The UK made a major change to its currency in 2016 with the unveiling of the polymer fiver. Then came the polymer ten-pound note. The notes may not stay in our pockets so well and can be bad for sticking together too… but despite these minor complaints, their launch had valid reasoning behind it.
Let’s take a closer look at this new way of operating and the history of counterfeit printing, including significant busts, and the impact such criminal activity has had on the economies around the world.
Polymer notes are more difficult to counterfeit
152,000 fake notes with a value of £3.3 million were seized in the six-month period between January and June 2016, 85% of which were counterfeit twenties. The new polymer notes however, thanks to their see-through window and hologram, are far more difficult to counterfeit.
The South-American nation has established itself as one of the most volatile countries in the world for criminal activity, much of which depends on the counterfeit note industry. Lima has become renowned as the city responsible for producing the finest fake money on the planet. On the whole, Peru turns out more counterfeit money per annum than any other country in the world — this figure is quite remarkable when considering the country on the Pacific coast has a population of only 32 million.
‘The Peruvian note’, as it otherwise known is believed to be responsible for around 60 per cent of the United States’ fake notes. In 2016, the Secret Service laid claim to their largest ever scoop, recovering US$30 million and €500,000, an operation which involved more than 1,500 Peruvian police officers.
In the same year, the Guardian interviewed Geraldo Chavez, a criminal mastermind, who is running his operations from within the four walls of a prison cell. Chavez (an alias), who at the time of the interview had spent the past five years imprisoned, told the publication of how it can take up to ten to twelve people to print a singular note. This is simply due to the fact there are so many different processes. However, he also noted that printing US$5 million worth of notes could be carried out in the space of a week, with sufficient labour.
Perhaps the biggest concern to the world as a whole, in relation to counterfeit notes is, it usually funds or heavily relates to other criminal activity.
In February 2019, two Northern Irish men were jailed after it came to light, they were running a currency operation which had produced more than £1million.

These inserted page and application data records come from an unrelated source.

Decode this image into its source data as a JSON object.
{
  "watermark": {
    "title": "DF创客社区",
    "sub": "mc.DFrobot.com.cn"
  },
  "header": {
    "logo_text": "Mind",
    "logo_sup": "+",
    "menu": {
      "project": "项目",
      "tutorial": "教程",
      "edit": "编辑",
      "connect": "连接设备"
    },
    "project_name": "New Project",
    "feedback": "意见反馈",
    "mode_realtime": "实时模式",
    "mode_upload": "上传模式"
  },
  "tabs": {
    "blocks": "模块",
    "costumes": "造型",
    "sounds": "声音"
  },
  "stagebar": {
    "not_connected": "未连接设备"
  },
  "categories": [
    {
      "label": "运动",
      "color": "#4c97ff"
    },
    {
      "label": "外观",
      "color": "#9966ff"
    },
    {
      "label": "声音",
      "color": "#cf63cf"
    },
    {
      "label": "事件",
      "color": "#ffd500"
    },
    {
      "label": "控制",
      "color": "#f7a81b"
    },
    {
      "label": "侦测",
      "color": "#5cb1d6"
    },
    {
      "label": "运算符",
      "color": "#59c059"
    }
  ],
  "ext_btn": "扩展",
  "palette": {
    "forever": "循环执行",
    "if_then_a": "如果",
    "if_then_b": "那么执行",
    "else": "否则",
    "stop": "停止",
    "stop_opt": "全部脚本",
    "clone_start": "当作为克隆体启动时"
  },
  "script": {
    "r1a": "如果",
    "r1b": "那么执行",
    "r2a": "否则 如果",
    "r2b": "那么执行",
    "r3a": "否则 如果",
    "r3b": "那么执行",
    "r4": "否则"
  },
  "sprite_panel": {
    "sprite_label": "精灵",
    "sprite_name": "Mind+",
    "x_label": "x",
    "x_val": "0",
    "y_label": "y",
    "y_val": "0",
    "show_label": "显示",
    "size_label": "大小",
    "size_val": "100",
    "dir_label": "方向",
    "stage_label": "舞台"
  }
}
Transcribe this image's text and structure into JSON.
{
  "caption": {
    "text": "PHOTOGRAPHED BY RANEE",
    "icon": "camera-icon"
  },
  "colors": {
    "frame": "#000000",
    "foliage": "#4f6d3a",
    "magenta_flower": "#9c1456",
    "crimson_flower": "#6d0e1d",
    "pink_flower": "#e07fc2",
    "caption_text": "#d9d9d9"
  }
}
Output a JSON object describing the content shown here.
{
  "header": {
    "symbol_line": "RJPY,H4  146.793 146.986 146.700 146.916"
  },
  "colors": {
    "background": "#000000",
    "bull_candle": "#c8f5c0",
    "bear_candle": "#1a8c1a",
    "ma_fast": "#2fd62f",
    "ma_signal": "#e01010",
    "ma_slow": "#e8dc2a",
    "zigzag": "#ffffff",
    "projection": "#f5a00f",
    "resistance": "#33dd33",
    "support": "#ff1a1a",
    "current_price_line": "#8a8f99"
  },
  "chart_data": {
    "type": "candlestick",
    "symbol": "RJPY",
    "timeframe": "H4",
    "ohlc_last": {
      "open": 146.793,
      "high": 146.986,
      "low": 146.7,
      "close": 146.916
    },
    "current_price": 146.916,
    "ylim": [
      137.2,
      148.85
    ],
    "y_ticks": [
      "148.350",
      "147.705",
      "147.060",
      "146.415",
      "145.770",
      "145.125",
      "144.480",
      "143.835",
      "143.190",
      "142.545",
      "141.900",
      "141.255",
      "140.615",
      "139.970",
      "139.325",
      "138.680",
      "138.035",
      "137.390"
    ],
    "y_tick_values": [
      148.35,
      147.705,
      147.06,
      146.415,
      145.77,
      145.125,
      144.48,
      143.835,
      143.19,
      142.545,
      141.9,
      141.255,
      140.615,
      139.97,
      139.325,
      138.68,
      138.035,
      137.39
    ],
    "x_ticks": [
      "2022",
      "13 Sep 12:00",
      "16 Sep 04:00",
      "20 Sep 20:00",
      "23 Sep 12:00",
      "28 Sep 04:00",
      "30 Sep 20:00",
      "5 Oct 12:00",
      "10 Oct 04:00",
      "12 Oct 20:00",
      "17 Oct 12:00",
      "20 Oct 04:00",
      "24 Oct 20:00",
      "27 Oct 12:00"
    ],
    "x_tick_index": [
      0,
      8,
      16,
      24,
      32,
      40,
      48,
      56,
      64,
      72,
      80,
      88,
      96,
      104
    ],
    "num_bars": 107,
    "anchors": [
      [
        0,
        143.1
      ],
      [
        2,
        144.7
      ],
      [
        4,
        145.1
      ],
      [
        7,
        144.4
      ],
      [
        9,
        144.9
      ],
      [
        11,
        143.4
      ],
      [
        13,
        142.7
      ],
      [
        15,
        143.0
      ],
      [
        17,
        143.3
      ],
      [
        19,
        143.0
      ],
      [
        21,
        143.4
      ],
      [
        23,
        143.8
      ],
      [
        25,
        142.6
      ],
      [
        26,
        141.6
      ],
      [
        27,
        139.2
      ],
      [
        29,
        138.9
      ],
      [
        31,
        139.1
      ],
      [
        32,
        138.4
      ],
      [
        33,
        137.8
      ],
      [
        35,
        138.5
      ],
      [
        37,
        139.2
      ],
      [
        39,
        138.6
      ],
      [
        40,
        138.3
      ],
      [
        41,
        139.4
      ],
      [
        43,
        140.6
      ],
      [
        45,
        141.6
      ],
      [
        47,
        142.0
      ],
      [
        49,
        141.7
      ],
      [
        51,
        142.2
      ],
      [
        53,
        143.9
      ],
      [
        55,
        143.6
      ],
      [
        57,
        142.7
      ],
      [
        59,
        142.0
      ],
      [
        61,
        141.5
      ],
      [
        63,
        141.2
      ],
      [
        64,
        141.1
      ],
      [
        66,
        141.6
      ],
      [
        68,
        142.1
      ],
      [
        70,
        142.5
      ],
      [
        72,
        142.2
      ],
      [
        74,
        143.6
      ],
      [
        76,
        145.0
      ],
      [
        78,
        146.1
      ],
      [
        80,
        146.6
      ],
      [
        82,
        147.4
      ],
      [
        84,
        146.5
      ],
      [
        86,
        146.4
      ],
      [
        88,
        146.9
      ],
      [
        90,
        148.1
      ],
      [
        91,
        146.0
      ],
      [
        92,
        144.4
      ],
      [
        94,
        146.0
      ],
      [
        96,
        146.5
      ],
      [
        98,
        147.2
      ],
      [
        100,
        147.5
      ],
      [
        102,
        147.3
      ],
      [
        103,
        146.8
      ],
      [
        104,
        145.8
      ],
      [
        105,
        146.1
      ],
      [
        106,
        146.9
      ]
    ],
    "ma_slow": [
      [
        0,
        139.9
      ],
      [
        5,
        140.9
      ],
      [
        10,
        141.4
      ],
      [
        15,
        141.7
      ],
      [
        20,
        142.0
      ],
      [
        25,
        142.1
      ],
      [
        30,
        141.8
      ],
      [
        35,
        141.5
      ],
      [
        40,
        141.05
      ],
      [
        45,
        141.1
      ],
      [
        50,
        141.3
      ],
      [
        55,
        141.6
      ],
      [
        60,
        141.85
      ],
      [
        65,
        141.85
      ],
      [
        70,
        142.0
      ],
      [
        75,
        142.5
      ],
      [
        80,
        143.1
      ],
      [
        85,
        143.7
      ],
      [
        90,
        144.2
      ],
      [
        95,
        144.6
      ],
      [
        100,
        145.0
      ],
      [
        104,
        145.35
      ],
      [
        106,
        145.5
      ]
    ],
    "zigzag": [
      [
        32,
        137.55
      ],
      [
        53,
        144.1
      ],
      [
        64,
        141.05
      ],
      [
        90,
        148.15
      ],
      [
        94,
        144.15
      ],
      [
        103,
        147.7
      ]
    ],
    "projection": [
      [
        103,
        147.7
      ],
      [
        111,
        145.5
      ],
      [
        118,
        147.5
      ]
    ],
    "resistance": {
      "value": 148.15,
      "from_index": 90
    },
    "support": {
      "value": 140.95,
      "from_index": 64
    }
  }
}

The police launched an investigation after several shops in the small town of Ballynahinch had received fake £20 notes over the counter.
The police described the operation as sophisticated, following their recovery of a variety of dyes, foils and stamps. “Not only does the manufacture of counterfeit currency adversely affect economic growth, it has a negative impact on the genuine local businesses who don’t receive payment for their goods”, commented the Police Detective.
Ten years ago, the English capital felt the crippling effects of counterfeit currency, as a gang using incredibly ‘professional’ equipment, produced more than £5million. Most surprisingly however, one of the men behind the devious operation, was an 83-year old widower, named Dennis Hancox.
The £20 notes, which were being sold on for £3.50, were being carefully constructed using a foiling machine, that the gangsters had purchased for approximately £9,000. Despite many of the notes making it past unsuspecting shop workers, due to their incredibly high quality, the plot was eventually foiled by a group of particularly vigilant bank tellers.
The world’s most counterfeited currencies
As previously mentioned, the United Kingdom and the pound has been significantly impacted by fake notes, however, a prediction in 2017 by the Royal Mint suggested that approximately 2.5 per cent of one-pound coins at that time were fake. They estimated there to be around 1.6billion one-pound coins in the UK, meaning approximately £40million alone in one-pound coins was counterfeit. Despite this, the same year the Royal Mint released new £1 coins to reduce the ability of criminals to copy them.
In the ten-year period between 2006 and 2016, the Reserve Bank of India noted a rise of around three times the amount of fake 100-rupee bills in circulation, increasing from 68,000 to 221,000.
The Chinese police seized 214 million Yuan (US$44million) in late 2017. What was more concerning for the Government however, was that in 2015, a fake 100 yuan note would only have sold for two to three yuan. Now, however, the same note will sell for double the price, meaning their popularity has grown, ultimately encouraging criminal organisations to print more.
What if I get a fake note?
If you do happen to be incredibly unlucky and fall victim to a fake note and you are still in the shop, you are within your right to reject and ask for another. Similarly, if you are in a shop at a cash machine, and it dispenses a fake note, do not put the note into your wallet or purse, keep it in clear view of the cameras and speak to the cashier. Although they aren’t at obligation to exchange it, they should be able to help you get in contact with the ATM operator.
Ultimately, therefore we need to help drive fake notes out of society, to prevent the implications of being struck with a fake note.
The expertise in this article was provided by outdoor banner printing specialists, Where the Trade Buys.